(Stored dataset items)
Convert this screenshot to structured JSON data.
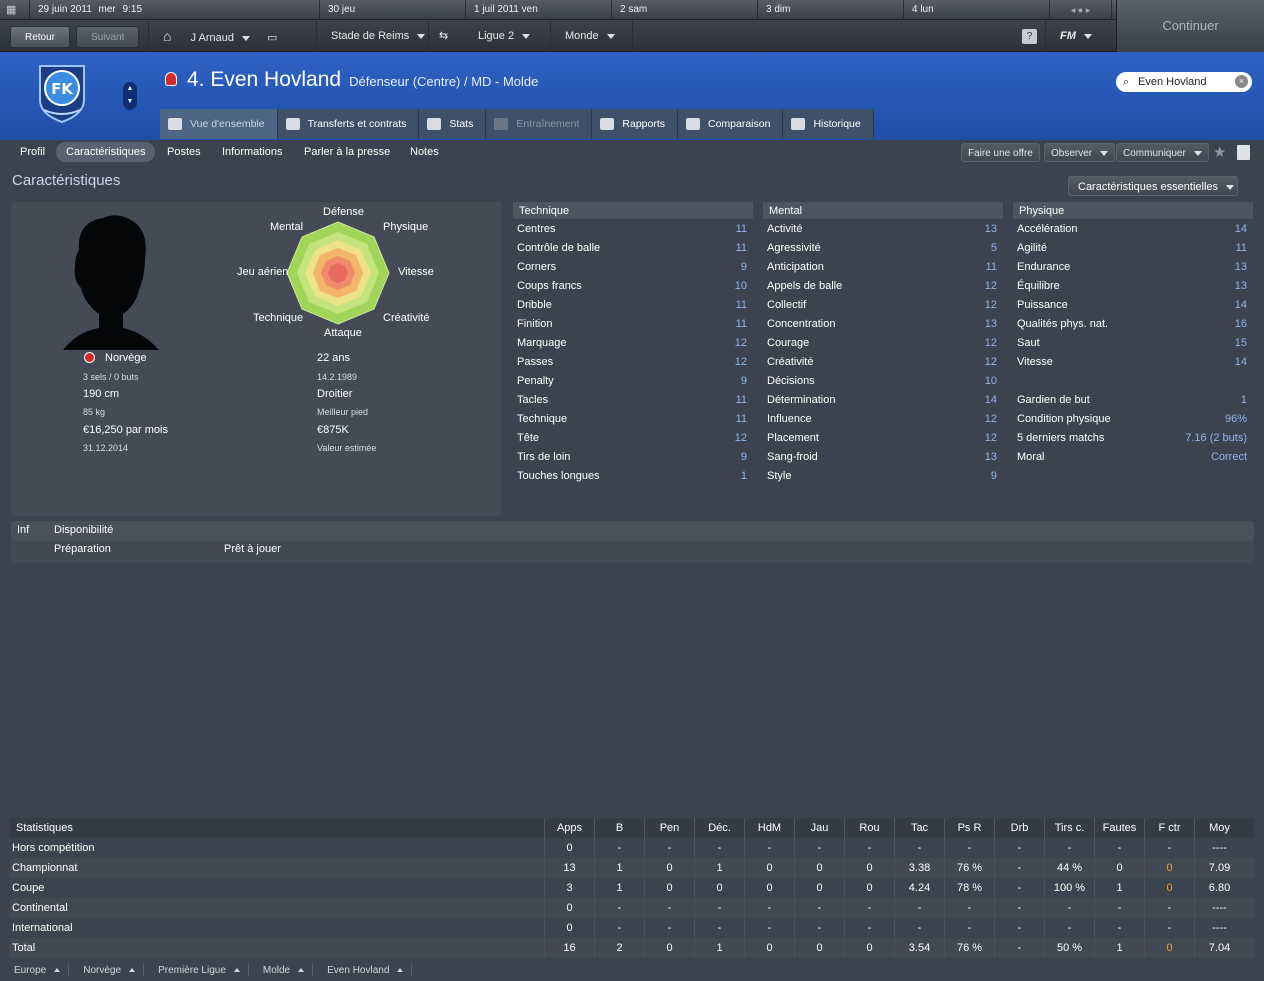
{
  "calendar": {
    "current": "29 juin 2011",
    "current_day": "mer",
    "time": "9:15",
    "days": [
      "30 jeu",
      "1 juil 2011 ven",
      "2 sam",
      "3 dim",
      "4 lun"
    ]
  },
  "nav": {
    "back": "Retour",
    "forward": "Suivant",
    "manager": "J Arnaud",
    "club": "Stade de Reims",
    "league": "Ligue 2",
    "world": "Monde",
    "help": "?",
    "fm": "FM",
    "continue": "Continuer"
  },
  "header": {
    "crest_text": "FK",
    "player_name": "4. Even Hovland",
    "player_position": "Défenseur (Centre) / MD - Molde",
    "search_value": "Even Hovland",
    "tabs": [
      "Vue d'ensemble",
      "Transferts et contrats",
      "Stats",
      "Entraînement",
      "Rapports",
      "Comparaison",
      "Historique"
    ]
  },
  "subnav": {
    "items": [
      "Profil",
      "Caractéristiques",
      "Postes",
      "Informations",
      "Parler à la presse",
      "Notes"
    ],
    "actions": [
      "Faire une offre",
      "Observer",
      "Communiquer"
    ]
  },
  "section": {
    "title": "Caractéristiques",
    "mode": "Caractéristiques essentielles"
  },
  "profile": {
    "nationality": "Norvège",
    "caps": "3 sels / 0 buts",
    "height": "190 cm",
    "weight": "85 kg",
    "wage": "€16,250 par mois",
    "contract_end": "31.12.2014",
    "age": "22 ans",
    "dob": "14.2.1989",
    "foot": "Droitier",
    "foot_label": "Meilleur pied",
    "value": "€875K",
    "value_label": "Valeur estimée"
  },
  "radar": {
    "labels": [
      "Défense",
      "Physique",
      "Vitesse",
      "Créativité",
      "Attaque",
      "Technique",
      "Jeu aérien",
      "Mental"
    ]
  },
  "technique": {
    "title": "Technique",
    "rows": [
      {
        "name": "Centres",
        "value": "11"
      },
      {
        "name": "Contrôle de balle",
        "value": "11"
      },
      {
        "name": "Corners",
        "value": "9"
      },
      {
        "name": "Coups francs",
        "value": "10"
      },
      {
        "name": "Dribble",
        "value": "11"
      },
      {
        "name": "Finition",
        "value": "11"
      },
      {
        "name": "Marquage",
        "value": "12"
      },
      {
        "name": "Passes",
        "value": "12"
      },
      {
        "name": "Penalty",
        "value": "9"
      },
      {
        "name": "Tacles",
        "value": "11"
      },
      {
        "name": "Technique",
        "value": "11"
      },
      {
        "name": "Tête",
        "value": "12"
      },
      {
        "name": "Tirs de loin",
        "value": "9"
      },
      {
        "name": "Touches longues",
        "value": "1"
      }
    ]
  },
  "mental": {
    "title": "Mental",
    "rows": [
      {
        "name": "Activité",
        "value": "13"
      },
      {
        "name": "Agressivité",
        "value": "5"
      },
      {
        "name": "Anticipation",
        "value": "11"
      },
      {
        "name": "Appels de balle",
        "value": "12"
      },
      {
        "name": "Collectif",
        "value": "12"
      },
      {
        "name": "Concentration",
        "value": "13"
      },
      {
        "name": "Courage",
        "value": "12"
      },
      {
        "name": "Créativité",
        "value": "12"
      },
      {
        "name": "Décisions",
        "value": "10"
      },
      {
        "name": "Détermination",
        "value": "14"
      },
      {
        "name": "Influence",
        "value": "12"
      },
      {
        "name": "Placement",
        "value": "12"
      },
      {
        "name": "Sang-froid",
        "value": "13"
      },
      {
        "name": "Style",
        "value": "9"
      }
    ]
  },
  "physique": {
    "title": "Physique",
    "rows": [
      {
        "name": "Accélération",
        "value": "14"
      },
      {
        "name": "Agilité",
        "value": "11"
      },
      {
        "name": "Endurance",
        "value": "13"
      },
      {
        "name": "Équilibre",
        "value": "13"
      },
      {
        "name": "Puissance",
        "value": "14"
      },
      {
        "name": "Qualités phys. nat.",
        "value": "16"
      },
      {
        "name": "Saut",
        "value": "15"
      },
      {
        "name": "Vitesse",
        "value": "14"
      }
    ],
    "extra": [
      {
        "name": "Gardien de but",
        "value": "1"
      },
      {
        "name": "Condition physique",
        "value": "96%"
      },
      {
        "name": "5 derniers matchs",
        "value": "7.16 (2 buts)"
      },
      {
        "name": "Moral",
        "value": "Correct"
      }
    ]
  },
  "availability": {
    "col1": "Inf",
    "col2": "Disponibilité",
    "row_label": "Préparation",
    "row_value": "Prêt à jouer"
  },
  "stats": {
    "title": "Statistiques",
    "columns": [
      "Apps",
      "B",
      "Pen",
      "Déc.",
      "HdM",
      "Jau",
      "Rou",
      "Tac",
      "Ps R",
      "Drb",
      "Tirs c.",
      "Fautes",
      "F ctr",
      "Moy"
    ],
    "rows": [
      {
        "label": "Hors compétition",
        "values": [
          "0",
          "-",
          "-",
          "-",
          "-",
          "-",
          "-",
          "-",
          "-",
          "-",
          "-",
          "-",
          "-",
          "----"
        ]
      },
      {
        "label": "Championnat",
        "values": [
          "13",
          "1",
          "0",
          "1",
          "0",
          "0",
          "0",
          "3.38",
          "76 %",
          "-",
          "44 %",
          "0",
          "0",
          "7.09"
        ]
      },
      {
        "label": "Coupe",
        "values": [
          "3",
          "1",
          "0",
          "0",
          "0",
          "0",
          "0",
          "4.24",
          "78 %",
          "-",
          "100 %",
          "1",
          "0",
          "6.80"
        ]
      },
      {
        "label": "Continental",
        "values": [
          "0",
          "-",
          "-",
          "-",
          "-",
          "-",
          "-",
          "-",
          "-",
          "-",
          "-",
          "-",
          "-",
          "----"
        ]
      },
      {
        "label": "International",
        "values": [
          "0",
          "-",
          "-",
          "-",
          "-",
          "-",
          "-",
          "-",
          "-",
          "-",
          "-",
          "-",
          "-",
          "----"
        ]
      },
      {
        "label": "Total",
        "values": [
          "16",
          "2",
          "0",
          "1",
          "0",
          "0",
          "0",
          "3.54",
          "76 %",
          "-",
          "50 %",
          "1",
          "0",
          "7.04"
        ]
      }
    ]
  },
  "breadcrumbs": [
    "Europe",
    "Norvège",
    "Première Ligue",
    "Molde",
    "Even Hovland"
  ]
}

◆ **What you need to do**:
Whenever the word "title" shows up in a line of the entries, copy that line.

◆ **Response to this task**:
    "title": "Caractéristiques",
    "title": "Technique",
    "title": "Mental",
    "title": "Physique",
    "title": "Statistiques",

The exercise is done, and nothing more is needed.